I truly believe in the “we are what we eat” philosophy—thanks especially to my grandmother.
Of course, I generally tend to look at this from a more metabolic point of view. But a new study shows there’s quite a bit of historical relevance to this mantra, too.
In fact, new research shows that the Mediterranean diet we tout as healthy now looks quite different for the modern human than it did for people 2,000 years ago. (Perhaps that also helps to explain why we also see disease rates rising.)
Here’s everything you need to know…
A glimpse into history
Let’s start with a little scientific background: Our bodies build new material using amino acids—the building blocks of the protein we take in. (I outline this in more detail in my very own A-List Diet.)
More specifically, our bones are in a constant state of breaking down and building up. So, the proteins they contain are reflections of our recent diet. And that brings me to this latest research…
A team of scientists analyzed ancient bones—discovered from when Mt. Vesuvius erupted in Pompeii in the year 79 AD—to see how diets have changed over the centuries. (I’ve been fortunate enough to have visited this site, and I wish the same opportunity for everyone.
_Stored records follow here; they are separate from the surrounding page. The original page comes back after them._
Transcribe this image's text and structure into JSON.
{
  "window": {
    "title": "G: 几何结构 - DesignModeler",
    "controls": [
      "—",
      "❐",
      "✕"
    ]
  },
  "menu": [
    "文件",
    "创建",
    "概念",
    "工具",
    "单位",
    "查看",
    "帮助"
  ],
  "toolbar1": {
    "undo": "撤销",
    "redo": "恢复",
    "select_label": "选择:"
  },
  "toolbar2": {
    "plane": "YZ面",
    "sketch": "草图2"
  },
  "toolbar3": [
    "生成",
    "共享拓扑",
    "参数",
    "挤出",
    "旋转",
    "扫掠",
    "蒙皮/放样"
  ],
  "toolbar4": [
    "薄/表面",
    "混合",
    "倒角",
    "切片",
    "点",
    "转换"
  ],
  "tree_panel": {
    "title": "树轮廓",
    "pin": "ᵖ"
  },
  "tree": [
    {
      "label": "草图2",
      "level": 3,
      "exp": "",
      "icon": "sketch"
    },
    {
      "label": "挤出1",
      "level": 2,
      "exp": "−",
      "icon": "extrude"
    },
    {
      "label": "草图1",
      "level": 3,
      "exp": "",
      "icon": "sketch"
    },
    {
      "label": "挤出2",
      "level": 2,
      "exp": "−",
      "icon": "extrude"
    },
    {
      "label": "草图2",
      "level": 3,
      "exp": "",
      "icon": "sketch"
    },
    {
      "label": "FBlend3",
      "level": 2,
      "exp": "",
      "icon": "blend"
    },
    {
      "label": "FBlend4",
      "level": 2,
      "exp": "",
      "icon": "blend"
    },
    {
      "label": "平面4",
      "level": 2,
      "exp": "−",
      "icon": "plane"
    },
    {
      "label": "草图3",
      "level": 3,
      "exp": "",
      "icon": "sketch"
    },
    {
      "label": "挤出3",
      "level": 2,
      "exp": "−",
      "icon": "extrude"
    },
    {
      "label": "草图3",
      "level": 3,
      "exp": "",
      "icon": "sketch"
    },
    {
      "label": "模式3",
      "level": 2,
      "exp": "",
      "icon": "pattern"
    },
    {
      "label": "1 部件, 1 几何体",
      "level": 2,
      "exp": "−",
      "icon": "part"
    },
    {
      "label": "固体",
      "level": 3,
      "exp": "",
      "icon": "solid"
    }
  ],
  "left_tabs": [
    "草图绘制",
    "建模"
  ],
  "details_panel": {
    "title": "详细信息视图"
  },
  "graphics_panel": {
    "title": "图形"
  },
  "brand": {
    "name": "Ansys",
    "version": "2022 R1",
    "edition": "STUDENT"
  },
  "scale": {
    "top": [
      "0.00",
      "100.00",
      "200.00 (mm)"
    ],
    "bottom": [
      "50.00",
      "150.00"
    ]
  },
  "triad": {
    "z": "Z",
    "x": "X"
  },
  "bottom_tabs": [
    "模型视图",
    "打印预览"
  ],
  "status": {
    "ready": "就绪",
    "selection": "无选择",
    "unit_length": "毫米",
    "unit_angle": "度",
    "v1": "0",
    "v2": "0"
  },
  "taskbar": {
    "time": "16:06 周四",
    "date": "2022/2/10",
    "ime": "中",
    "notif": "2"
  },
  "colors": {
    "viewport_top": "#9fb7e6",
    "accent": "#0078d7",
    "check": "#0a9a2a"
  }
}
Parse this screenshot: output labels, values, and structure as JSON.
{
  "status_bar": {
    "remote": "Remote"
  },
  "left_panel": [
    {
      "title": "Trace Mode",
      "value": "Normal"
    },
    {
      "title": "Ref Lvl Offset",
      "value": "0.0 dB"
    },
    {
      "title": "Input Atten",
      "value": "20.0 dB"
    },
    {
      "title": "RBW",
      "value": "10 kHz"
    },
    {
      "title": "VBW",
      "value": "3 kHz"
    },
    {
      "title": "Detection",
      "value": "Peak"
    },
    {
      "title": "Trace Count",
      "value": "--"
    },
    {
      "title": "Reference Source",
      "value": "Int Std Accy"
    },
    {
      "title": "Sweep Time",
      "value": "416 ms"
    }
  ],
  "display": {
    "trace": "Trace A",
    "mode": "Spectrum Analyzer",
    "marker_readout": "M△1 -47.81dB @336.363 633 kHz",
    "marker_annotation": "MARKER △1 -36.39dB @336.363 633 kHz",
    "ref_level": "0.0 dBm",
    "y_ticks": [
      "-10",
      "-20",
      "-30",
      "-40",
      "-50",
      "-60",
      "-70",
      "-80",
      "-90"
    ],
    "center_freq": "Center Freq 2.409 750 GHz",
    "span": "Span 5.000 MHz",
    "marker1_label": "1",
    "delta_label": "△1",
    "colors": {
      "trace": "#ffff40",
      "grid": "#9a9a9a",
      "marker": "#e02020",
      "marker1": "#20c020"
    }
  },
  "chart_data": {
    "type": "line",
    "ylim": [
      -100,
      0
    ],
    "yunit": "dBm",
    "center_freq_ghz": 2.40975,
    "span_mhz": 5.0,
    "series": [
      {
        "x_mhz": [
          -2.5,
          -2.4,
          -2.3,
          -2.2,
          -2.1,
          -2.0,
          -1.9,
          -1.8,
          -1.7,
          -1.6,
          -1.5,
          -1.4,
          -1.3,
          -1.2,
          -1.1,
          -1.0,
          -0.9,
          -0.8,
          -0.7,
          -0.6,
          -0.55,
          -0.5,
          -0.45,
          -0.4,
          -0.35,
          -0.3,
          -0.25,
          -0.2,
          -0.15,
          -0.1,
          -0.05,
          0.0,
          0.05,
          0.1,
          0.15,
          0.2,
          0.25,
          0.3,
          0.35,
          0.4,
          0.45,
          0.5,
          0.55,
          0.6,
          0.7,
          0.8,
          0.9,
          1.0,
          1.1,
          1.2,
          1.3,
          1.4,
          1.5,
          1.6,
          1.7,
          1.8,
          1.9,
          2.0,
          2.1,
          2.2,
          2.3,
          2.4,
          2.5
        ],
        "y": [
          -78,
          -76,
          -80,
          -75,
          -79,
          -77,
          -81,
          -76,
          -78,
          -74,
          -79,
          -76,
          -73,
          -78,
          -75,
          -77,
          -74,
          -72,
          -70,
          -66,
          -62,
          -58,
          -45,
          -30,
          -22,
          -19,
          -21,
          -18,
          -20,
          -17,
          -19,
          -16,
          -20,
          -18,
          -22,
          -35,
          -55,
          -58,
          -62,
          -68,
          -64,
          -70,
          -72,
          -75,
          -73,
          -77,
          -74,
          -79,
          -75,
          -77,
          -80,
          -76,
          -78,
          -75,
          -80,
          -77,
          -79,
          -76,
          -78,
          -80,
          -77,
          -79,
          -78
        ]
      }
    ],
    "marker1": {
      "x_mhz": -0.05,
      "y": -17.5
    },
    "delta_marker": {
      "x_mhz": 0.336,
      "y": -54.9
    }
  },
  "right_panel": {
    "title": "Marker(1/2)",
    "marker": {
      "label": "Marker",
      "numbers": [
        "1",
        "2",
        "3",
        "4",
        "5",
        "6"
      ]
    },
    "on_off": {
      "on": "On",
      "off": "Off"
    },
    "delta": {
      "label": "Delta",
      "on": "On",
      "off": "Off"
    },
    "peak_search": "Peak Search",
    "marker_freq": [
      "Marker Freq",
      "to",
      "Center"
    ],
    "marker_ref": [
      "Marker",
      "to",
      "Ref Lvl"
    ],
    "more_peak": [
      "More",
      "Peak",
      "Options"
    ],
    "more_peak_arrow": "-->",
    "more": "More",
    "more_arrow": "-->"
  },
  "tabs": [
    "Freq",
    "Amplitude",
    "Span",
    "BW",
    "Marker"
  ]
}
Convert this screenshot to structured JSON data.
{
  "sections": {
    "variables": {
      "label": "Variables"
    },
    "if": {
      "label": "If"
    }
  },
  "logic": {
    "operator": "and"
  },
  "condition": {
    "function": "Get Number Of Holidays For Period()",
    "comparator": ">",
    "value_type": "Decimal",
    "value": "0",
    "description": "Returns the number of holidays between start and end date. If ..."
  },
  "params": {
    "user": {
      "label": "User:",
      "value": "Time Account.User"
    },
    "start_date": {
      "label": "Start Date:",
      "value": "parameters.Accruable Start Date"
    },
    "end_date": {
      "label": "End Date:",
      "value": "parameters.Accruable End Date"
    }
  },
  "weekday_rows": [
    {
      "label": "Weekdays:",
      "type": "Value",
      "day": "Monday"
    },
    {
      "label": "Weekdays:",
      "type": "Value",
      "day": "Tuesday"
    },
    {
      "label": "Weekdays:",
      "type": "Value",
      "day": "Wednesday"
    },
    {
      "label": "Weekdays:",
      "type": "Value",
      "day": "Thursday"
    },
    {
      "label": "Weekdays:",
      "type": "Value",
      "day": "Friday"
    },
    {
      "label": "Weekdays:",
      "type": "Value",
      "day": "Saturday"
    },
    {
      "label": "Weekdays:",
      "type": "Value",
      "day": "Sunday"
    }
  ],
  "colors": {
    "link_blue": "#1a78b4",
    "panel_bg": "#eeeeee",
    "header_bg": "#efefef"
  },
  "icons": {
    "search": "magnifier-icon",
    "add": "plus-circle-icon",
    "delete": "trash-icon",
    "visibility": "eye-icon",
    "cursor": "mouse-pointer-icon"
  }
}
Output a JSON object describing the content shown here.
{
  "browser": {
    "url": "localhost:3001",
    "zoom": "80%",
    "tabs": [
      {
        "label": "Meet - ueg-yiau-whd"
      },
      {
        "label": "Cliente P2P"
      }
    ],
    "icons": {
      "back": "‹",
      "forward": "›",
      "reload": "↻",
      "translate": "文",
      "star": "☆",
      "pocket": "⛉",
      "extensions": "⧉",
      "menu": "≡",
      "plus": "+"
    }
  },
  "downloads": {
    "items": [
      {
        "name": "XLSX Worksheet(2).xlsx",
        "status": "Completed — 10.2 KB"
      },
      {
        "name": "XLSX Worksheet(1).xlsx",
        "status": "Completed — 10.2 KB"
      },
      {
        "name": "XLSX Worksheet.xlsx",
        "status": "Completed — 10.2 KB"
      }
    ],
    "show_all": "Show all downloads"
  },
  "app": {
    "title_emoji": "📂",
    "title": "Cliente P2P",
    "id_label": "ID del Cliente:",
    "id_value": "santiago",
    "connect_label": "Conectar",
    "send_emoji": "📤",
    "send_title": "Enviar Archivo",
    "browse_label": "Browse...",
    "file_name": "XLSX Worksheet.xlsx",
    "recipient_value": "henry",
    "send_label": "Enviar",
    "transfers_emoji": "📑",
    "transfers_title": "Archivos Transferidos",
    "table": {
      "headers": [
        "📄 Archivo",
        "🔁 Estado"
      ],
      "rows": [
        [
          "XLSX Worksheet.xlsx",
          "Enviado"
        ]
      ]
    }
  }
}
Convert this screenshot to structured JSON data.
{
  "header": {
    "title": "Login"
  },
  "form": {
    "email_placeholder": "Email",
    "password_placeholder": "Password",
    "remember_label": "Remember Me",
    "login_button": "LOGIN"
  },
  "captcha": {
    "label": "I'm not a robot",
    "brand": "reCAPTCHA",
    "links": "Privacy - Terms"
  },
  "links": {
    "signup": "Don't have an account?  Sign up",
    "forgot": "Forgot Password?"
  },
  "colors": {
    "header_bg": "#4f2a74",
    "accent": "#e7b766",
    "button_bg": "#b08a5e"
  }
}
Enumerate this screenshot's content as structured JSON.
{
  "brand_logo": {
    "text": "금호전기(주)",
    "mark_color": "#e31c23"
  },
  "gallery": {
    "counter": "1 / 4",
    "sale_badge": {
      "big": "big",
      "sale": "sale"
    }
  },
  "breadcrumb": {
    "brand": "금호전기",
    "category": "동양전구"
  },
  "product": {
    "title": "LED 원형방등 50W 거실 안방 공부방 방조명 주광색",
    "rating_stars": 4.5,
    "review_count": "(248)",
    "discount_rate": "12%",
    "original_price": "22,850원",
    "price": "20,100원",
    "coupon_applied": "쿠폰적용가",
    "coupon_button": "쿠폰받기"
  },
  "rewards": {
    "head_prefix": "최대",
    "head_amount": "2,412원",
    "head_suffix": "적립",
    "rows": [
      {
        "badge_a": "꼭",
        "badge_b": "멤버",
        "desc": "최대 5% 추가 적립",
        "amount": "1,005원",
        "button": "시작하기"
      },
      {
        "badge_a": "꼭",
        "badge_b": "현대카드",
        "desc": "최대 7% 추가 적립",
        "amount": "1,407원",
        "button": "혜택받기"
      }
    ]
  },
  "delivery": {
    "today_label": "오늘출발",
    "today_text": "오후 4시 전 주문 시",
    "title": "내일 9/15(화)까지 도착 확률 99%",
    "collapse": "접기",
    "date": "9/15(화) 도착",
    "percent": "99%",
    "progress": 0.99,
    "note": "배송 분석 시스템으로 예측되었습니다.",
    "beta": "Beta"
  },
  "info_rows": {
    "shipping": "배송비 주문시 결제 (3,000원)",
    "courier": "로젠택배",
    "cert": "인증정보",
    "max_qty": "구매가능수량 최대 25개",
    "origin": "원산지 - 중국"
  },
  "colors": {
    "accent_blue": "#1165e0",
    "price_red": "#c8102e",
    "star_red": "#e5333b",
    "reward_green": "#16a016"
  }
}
It’s truly breathtaking.)
They compared the protein content of ancient human remains to those of fish, animals, and plants to get a clearer idea of what people were eating. And here’s what they found…
What’s changed—and what hasn’t
Ultimately, the analysis revealed that the men were eating more fish, while the women were eating more land animal products and fruits and vegetables. (Fish were harder to obtain and were more expensive—so the study authors suggest that this difference reflects the higher social status of men in this culture.)
Of course, the notion that vegetables and salad are for women, while meat is for men, still plagues modern ideas about “dieting.” And I really wish it didn’t.
As with most things gender-related, we have to start rethinking old constructs. A healthy diet is a healthy diet, whether you’re a man or a woman. Period.
But this wasn’t the only interesting finding behind what the Mediterranean diet used to look like versus the one we peddle as healthy today…
In fact, there was a noticeably lower intake of grains, too.
Grains are vastly overrated in our modern diet, and in our conversations surrounding food. All too often, “whole grains” are cited as a “healthy” staple of the Mediterranean diet, when—as this research suggests—they really shouldn’t be.
As I’ve said time and time again, humans didn’t evolve eating the amount of grains—much less the amount of genetically modified grains—that we eat today. Actually, as I’ve reported here before, high consumption of refined grains is linked to a higher risk of death from any cause or from a major heart disease event.
But the best part is, you don’t just have to take my word for it anymore. Because now, history shines some light on the old “you are what you eat” saying. So—I hope you’ll keep it in mind when adopting healthy eating practices moving forward.
“The Mediterranean Diet Isn’t What It Used to Be.” WebMD Health News, 10/04/2021. (webmd.com/diet/news/20211004/mediterranean-diet-isnt-what-it-used-to-be)